When it comes to managing large data sets in Snowflake, Automatic Clustering is one of the key features that can help improve performance. But before we dive into how it works, let’s first take a look at how Snowflake stores data and what partition pruning means.
Snowflake stores data in the tables as micro-partitions. These are small, contiguous units of storage that Snowflake can use to quickly access the data you need. Snowflake maintains clustering metadata for the micro-partitions in a table, including min and max values of columns in the micro-partition. When you run a query, Snowflake examines the filters to determine which partitions contain the relevant data. For example, if a query filters data by a specific date range, Snowflake can exclude partitions that do not contain data within that range. This is called “partition pruning”. Partition pruning is particularly effective for large and complex data sets, where the amount of data that needs to be scanned can be prohibitively high.
When it comes to managing and analyzing large amounts of data, traditional data warehouses have been the go-to solution for decades. But in recent years, a new challenger has emerged: Snowflake. So, what exactly is Snowflake, and how does it differ from traditional data warehouses?
To understand the differences, it’s important to first define what we mean by “traditional data warehouse.” Essentially, a traditional data warehouse is a large repository of structured data that’s been preprocessed, organized, and optimized for querying and analysis. Typically, data is loaded into the warehouse from a variety of sources, such as transactional databases, flat files, or external data feeds. The data is then transformed, cleaned, and loaded into the warehouse using ETL (extract, transform, load) processes.
Snowflake, on the other hand, is a cloud-based data warehouse that takes a different approach. Rather than requiring users to provision and manage their own hardware and software infrastructure, Snowflake is provided as a service. This means that all of the hardware, software, and networking is managed by Snowflake, allowing users to focus on analyzing their data rather than managing their infrastructure.
One of the key differences between Snowflake and traditional data warehouses is their architecture. Traditional data warehouses are typically implemented using a “shared-nothing” architecture, which means that data is partitioned and distributed across multiple nodes, each with its own CPU, memory, and storage. In contrast, Snowflake uses a hybrid of traditional shared-disk and shared-nothing architectures. Snowflake stores all data in a central repository and accessed using a virtual warehouse. This allows for greater flexibility and scalability, as users can scale their virtual warehouse up or down depending on their needs, without worrying about the underlying hardware.
It’s a common question to ask how to disable caching in Snowflake for testing. Although it’s a very straightforward question, the answer is a bit complicated, and we need to understand the cache layers of Snowflake to answer this question.
There are three cache layers in Snowflake:
1) Metadata cache: The Cloud Service Layer has a cache for metadata. It impacts compilation time and metadata-based operations such as SHOW command. The users may see slow compilation times when the metadata cache required by their query is expired. This cache cannot be turned off and is not visible to end-users if the metadata cache is used.
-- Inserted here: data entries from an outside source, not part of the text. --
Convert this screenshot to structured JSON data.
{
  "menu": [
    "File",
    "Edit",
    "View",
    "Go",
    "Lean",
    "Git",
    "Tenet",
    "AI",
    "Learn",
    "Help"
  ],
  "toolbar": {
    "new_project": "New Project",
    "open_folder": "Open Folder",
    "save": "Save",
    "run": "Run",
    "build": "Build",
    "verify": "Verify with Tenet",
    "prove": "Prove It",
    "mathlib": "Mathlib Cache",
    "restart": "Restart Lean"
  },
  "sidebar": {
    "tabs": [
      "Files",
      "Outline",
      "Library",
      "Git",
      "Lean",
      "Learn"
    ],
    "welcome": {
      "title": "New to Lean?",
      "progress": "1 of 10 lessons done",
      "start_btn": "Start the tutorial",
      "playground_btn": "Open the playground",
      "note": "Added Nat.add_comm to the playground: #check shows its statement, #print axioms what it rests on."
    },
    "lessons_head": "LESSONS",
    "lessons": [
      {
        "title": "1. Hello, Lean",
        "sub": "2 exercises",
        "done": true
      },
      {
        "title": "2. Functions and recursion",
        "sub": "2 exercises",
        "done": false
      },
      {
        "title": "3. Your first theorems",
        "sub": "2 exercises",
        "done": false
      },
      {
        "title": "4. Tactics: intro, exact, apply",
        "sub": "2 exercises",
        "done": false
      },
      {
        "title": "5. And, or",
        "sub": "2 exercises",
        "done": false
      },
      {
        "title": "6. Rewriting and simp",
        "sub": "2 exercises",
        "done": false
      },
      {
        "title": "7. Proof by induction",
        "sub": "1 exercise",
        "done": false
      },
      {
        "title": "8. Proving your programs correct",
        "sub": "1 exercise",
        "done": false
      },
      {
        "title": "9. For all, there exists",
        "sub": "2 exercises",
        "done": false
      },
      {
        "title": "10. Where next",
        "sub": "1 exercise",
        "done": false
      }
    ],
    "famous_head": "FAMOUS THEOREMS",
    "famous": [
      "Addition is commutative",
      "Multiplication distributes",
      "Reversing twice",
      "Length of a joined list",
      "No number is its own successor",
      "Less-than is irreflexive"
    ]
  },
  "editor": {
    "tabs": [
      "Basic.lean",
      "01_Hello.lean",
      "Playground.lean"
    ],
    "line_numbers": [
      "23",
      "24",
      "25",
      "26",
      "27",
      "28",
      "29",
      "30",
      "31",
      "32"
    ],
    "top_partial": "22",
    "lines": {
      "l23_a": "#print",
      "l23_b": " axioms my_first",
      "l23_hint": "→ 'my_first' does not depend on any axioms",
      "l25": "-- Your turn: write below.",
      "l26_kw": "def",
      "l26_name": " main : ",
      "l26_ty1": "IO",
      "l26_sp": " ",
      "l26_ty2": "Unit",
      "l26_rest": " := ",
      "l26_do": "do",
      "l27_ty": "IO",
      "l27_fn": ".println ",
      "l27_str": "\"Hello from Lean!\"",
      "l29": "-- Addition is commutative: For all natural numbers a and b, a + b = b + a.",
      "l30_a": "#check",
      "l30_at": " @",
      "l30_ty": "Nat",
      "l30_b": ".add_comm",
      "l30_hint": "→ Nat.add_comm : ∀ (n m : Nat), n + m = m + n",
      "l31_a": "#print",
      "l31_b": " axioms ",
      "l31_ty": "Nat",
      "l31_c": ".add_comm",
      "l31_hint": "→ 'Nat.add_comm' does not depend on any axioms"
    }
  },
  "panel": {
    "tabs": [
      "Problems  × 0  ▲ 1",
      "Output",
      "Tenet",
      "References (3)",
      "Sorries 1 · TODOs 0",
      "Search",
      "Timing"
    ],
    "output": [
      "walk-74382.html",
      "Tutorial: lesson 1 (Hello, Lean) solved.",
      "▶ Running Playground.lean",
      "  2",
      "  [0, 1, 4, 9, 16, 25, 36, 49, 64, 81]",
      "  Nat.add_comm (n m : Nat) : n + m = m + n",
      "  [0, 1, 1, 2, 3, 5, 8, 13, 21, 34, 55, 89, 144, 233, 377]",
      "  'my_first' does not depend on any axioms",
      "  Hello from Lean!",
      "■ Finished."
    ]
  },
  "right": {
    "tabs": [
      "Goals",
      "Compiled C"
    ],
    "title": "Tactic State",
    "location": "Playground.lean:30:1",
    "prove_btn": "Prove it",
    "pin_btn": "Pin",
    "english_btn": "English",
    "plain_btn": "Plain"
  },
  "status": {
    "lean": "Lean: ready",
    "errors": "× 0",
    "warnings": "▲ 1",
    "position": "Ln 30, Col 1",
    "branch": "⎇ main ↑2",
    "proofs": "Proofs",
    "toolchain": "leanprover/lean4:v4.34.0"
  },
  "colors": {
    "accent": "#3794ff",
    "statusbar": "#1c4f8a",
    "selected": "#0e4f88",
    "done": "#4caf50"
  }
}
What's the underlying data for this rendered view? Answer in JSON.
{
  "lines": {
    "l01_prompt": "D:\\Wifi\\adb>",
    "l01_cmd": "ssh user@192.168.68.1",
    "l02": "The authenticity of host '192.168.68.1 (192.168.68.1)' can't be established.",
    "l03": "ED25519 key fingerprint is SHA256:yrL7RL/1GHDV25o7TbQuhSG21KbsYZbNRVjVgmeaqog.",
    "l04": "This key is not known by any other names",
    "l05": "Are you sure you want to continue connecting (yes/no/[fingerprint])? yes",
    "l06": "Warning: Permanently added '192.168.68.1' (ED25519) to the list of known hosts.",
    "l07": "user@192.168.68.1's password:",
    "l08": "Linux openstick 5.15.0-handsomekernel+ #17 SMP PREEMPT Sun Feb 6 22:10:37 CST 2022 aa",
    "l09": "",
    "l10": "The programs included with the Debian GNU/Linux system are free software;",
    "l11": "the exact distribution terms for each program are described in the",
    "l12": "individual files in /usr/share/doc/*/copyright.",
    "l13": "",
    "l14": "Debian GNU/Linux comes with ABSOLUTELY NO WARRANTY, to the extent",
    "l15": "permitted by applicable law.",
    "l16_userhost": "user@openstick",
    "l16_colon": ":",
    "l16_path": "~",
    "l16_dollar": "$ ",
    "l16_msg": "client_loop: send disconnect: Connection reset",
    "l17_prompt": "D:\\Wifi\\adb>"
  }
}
2) Warehouse cache: Each node in a warehouse has an SSD storage. Snowflake caches recently accessed micro-partitions (from the Cloud storage) in this local SSD storage on the warehouse nodes. So running similar queries may use these cached micro-partitions instead of accessing remote storage. This cache cannot be turned off, but it’s possible to see how much warehouse cache is used via the query profile:
This post contains some sample PySpark scripts. During my “Spark with Python” presentation, I said I would share example codes (with detailed explanations). I posted them separately earlier but decided to put them together in one post.
Grouping Data From CSV File (Using RDDs)
For this sample code, I use the u.user file of MovieLens 100K Dataset. I renamed it as “users.csv”, but you can use it with the current name if you want.